The World Made Easy
The second edition of this book will be available in 2013. It promises to make the world even easier to understand. If you would like to be advised when the second edition is available send an email to email@example.com.
Everyday the news is filled with global events. Of late it’s been social unrest in Northern Africa, a currency crisis in Europe, rigged elections in Russia, rising inflation in Latin America, and political showdowns in the Middle East. News on global events is taking on an endless feel, and it won’t be stopping.
There couldn’t be a better time to find an easy way to grasp the world.
Simplifying the world should be particularly valuable for Americans. This is because America is no longer controlling her destiny and much of the world; the tables are turned and the world is in control.??If only the world was easy to understand. Good news. It can be. The world may be big and complex, but the essentials of how it works are not. The trick is examining it by comparing political, economic, social/cultural and historical factors (PESH).
For example, when it comes to political systems if it’s known that a country is an autocracy rather than a democracy, it can be instantly known that their people fear the government, being outspoken is a ticket to the pokey and repression rules. If it’s known that a country is economically advanced, like the US, instant inferences can be made that their legal, educational and health care systems are mature and of high quality. If it’s known that a country’s history includes communism, it will be known that their standard of living will be lower than if there had been a history of democracy and free markets.
The World Made Easy is laid out in three sections.
Section one covers global patterns and trends. This includes population, demographic, internet and global trading trends.
Section two examines political, economic and social cultural systems and practices by region.
Section three examines regional PESH specifics. Geography is used in conjunction with aspects of PESH to create ten regions.
Region one is the United States and Canada. This region has high-income, developed country democracies with Christian majorities that predominantly speak English.
Region two is Latin America and the Caribbean (Latam+C). This includes: Mexico, Central America, South America and the Caribbean. All countries in this region except Cuba host democratic elections. They are mostly middle or low-income countries, and they are predominantly Spanish speaking and Roman Catholic.
Region three is Europe. Europe is divided into three sub-regions: Western, Central and Eastern. There is a mix of developed and developing countries and consequently income levels. The high-income developed countries are in Western Europe. Central Europe is mostly middle-income developing countries and Eastern Europe is mostly low-income developing countries. The different income levels are aligned with the periods of commitments to democracy and free markets. Across the three European sub-regions there are mostly Christian majority nations.

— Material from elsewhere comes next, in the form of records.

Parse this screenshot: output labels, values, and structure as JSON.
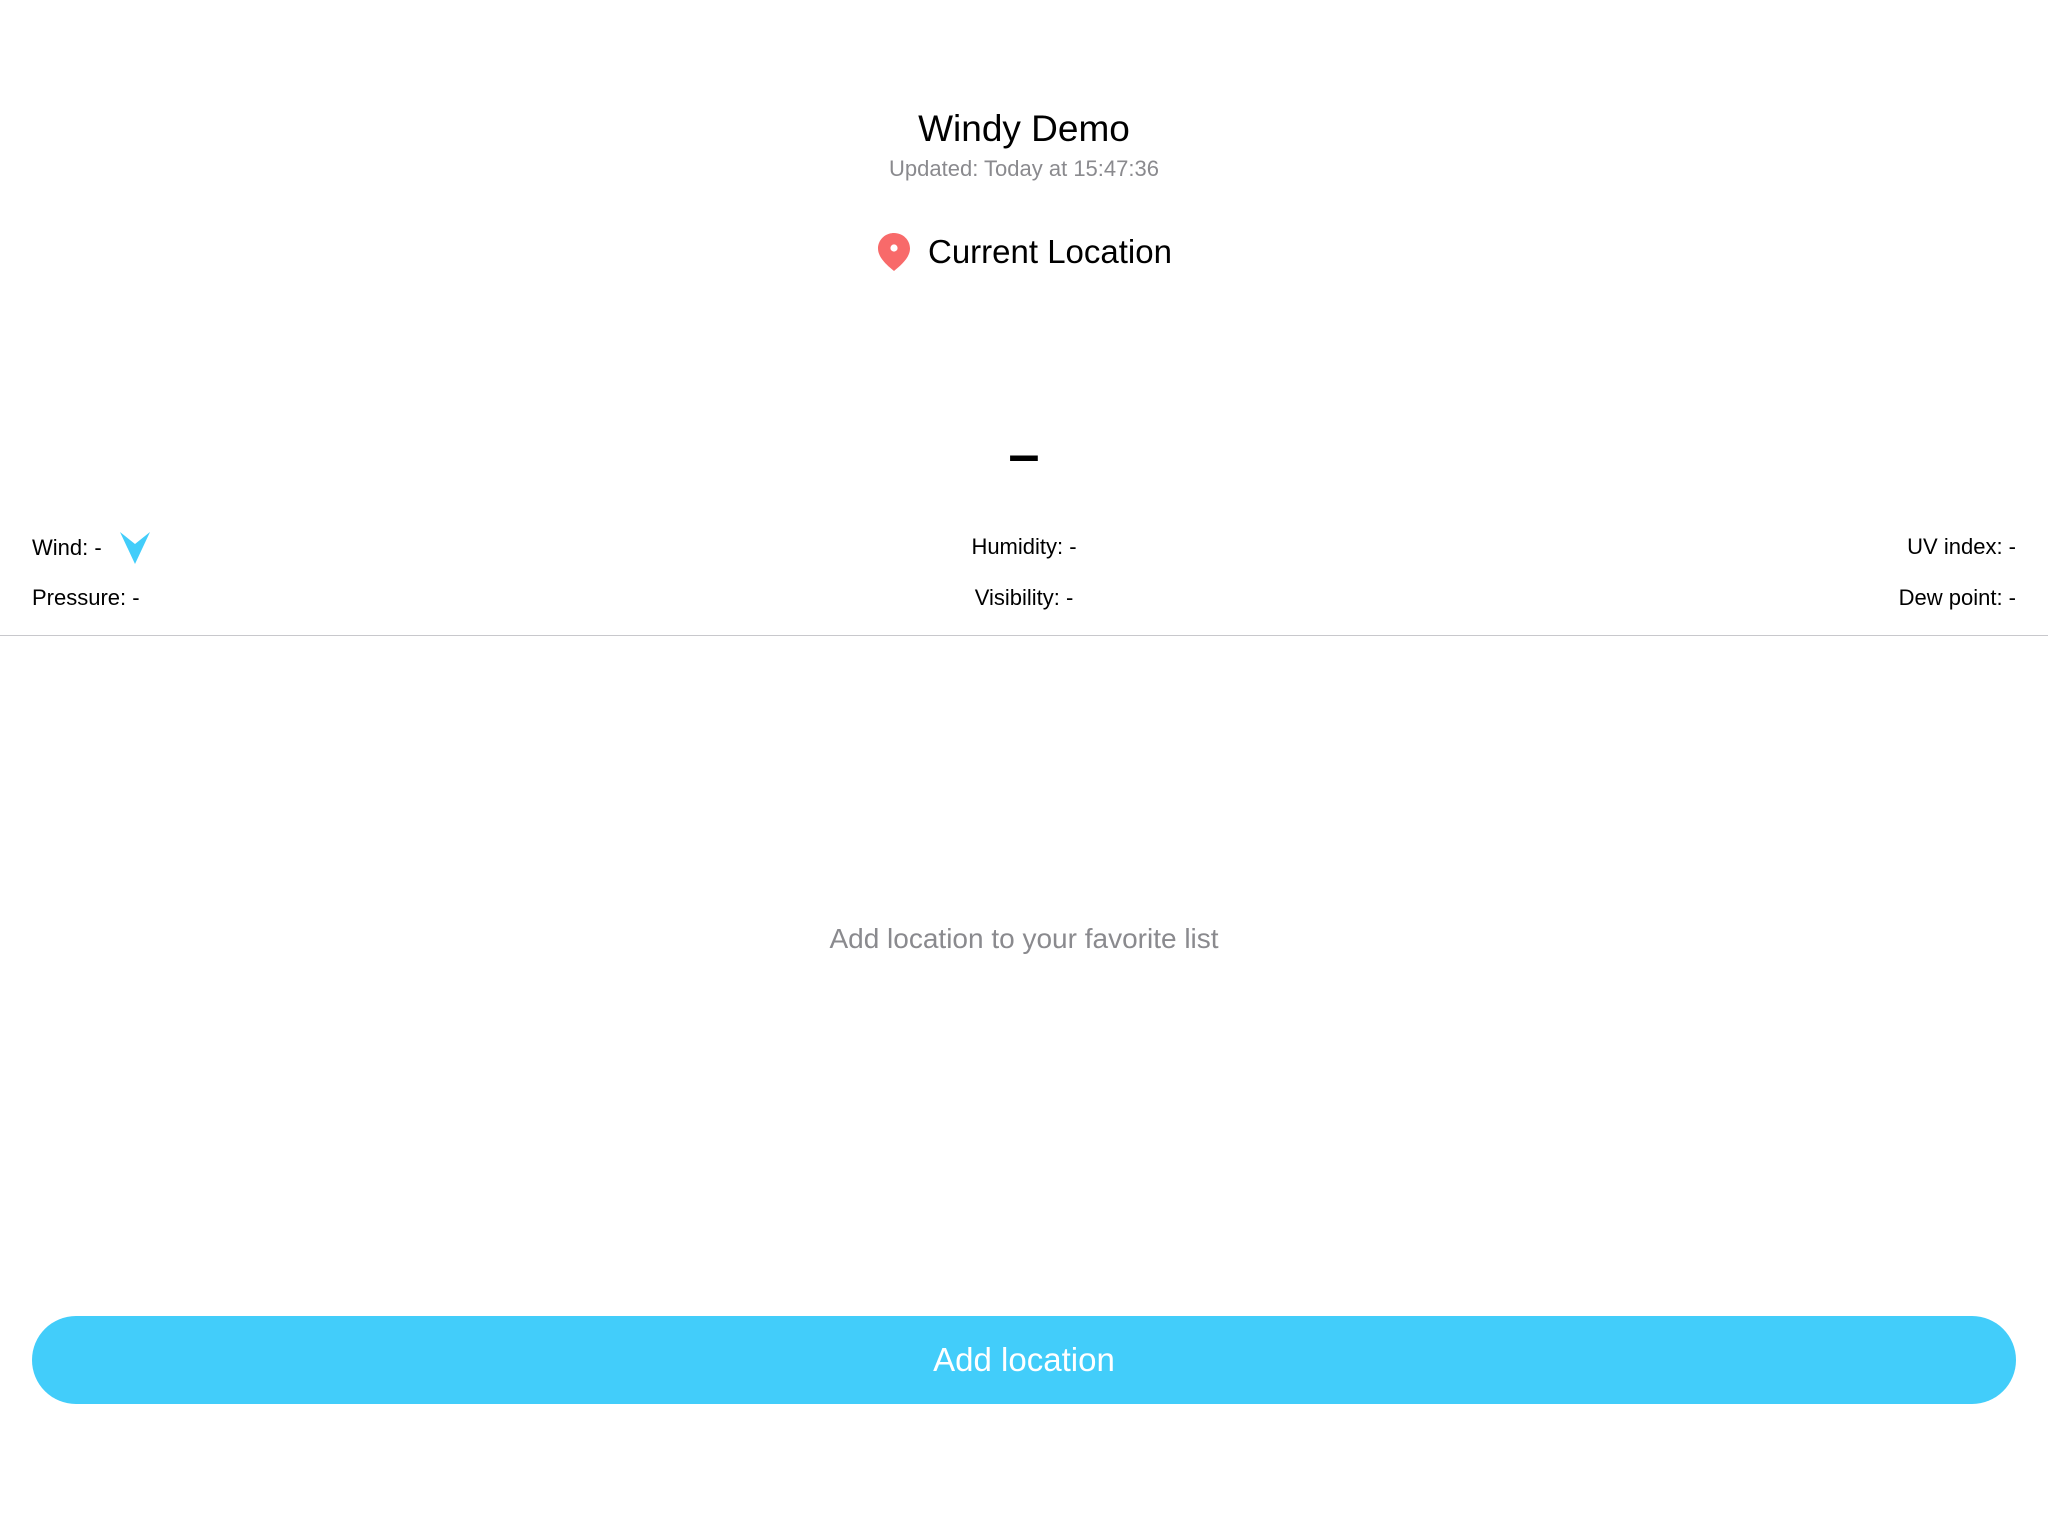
{
  "header": {
    "title": "Windy Demo",
    "updated": "Updated: Today at 15:47:36"
  },
  "location": {
    "icon": "map-pin-icon",
    "label": "Current Location",
    "icon_color": "#f86a6a"
  },
  "current": {
    "temperature": "–"
  },
  "stats": {
    "wind": "Wind: -",
    "wind_icon": "wind-direction-arrow-icon",
    "humidity": "Humidity: -",
    "uv_index": "UV index: -",
    "pressure": "Pressure: -",
    "visibility": "Visibility: -",
    "dew_point": "Dew point: -"
  },
  "favorites": {
    "empty_message": "Add location to your favorite list"
  },
  "actions": {
    "add_location_label": "Add location"
  },
  "colors": {
    "accent": "#42cdfa",
    "secondary_text": "#8a8a8e",
    "pin": "#f86a6a"
  }
}
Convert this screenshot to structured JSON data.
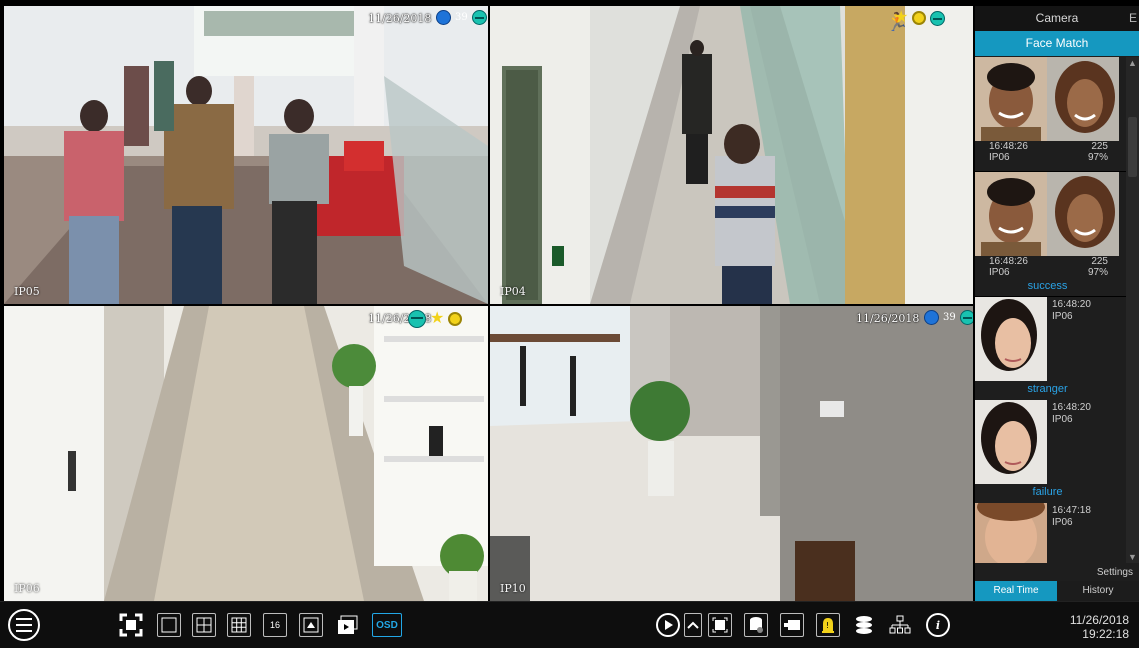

Region four is Oceania. It includes Australia, New Zealand, Papua New Guinea, Fiji and a number of small surrounding islands. Only Australia and New Zealand are high- income developed nations. This region was a British Empire stronghold, which helps to explain why this is a region that is predominantly English-speaking and Christian. With just 36 million people, this is the smallest region by population.
Region five is Africa. Africa is divided into North Africa and Sub-Saharan Africa. In North Africa the countries are Muslim-majority and Arab-speaking. In Sub-Saharan Africa there is more religious and language diversity. Africa is filled with new low- and very-low-income nations and there is a mix of autocracies and democracies.
The four plus billion people in Asia are divided into five regional groups:
Region six is China and other countries in Eastern Asia, population 1.6 billion. It includes the developing countries of China, Mongolia and North Korea, and developed Taiwan, Japan and South Korea. The developing countries share a common heritage as former or current communist states and low- or very-low incomes. The developed countries are high-income democracies. This region has the highest numbers of non-religious.
Region seven is India and other countries in South Asia. Its 1.6 billion people include three of the most populous nations in the world: India, Pakistan and Bangladesh. South Asia, like Africa, is filled with new nations that are in the low- and very-low- income category. All countries in this region host democratic elections and they were all part of or closely aligned with the British Empire. This region has the highest numbers of Muslims and Hindus.
Region eight is Southeast Asia. Within this region of eleven countries and 600 million people is one developed nation. This is Singapore, population 5 million. The other ten are developing nations that span all income categories. There are democracies and autocracies and Christian, Muslim and Buddhist majorities. Rather than PESH factors, it is geography that defines what these countries share in common.
Region nine is Central Asia. This is the region of the “Stan” countries, for example, Kazakhstan and Afghanistan, and also the countries of the South Caucasus. All countries in this region are developing and most are low-or very-low-income nations. All countries host democratic elections but autocrats are still common. With the exception of Afghanistan, all countries in this region were part of the Soviet Union. With the exceptions of Armenia and Georgia in the South Caucasus, they are all Muslim-majority nations. With just over 117 million people this is the second smallest region.
Region ten is MENAT — the Middle East, North Africa and Turkey. These are the countries of western Asia and North Africa. The population in this region is 500 million. With the exception of Israel they are developing and Muslim-majority or plurality nations. This is a predominantly Arab-speaking region. The prevalence of autocrats makes this the most repressed region in the world. Countries in this region span all income levels and there are a number of countries where income levels are high relative to their stage of economic development. Oil is the reason.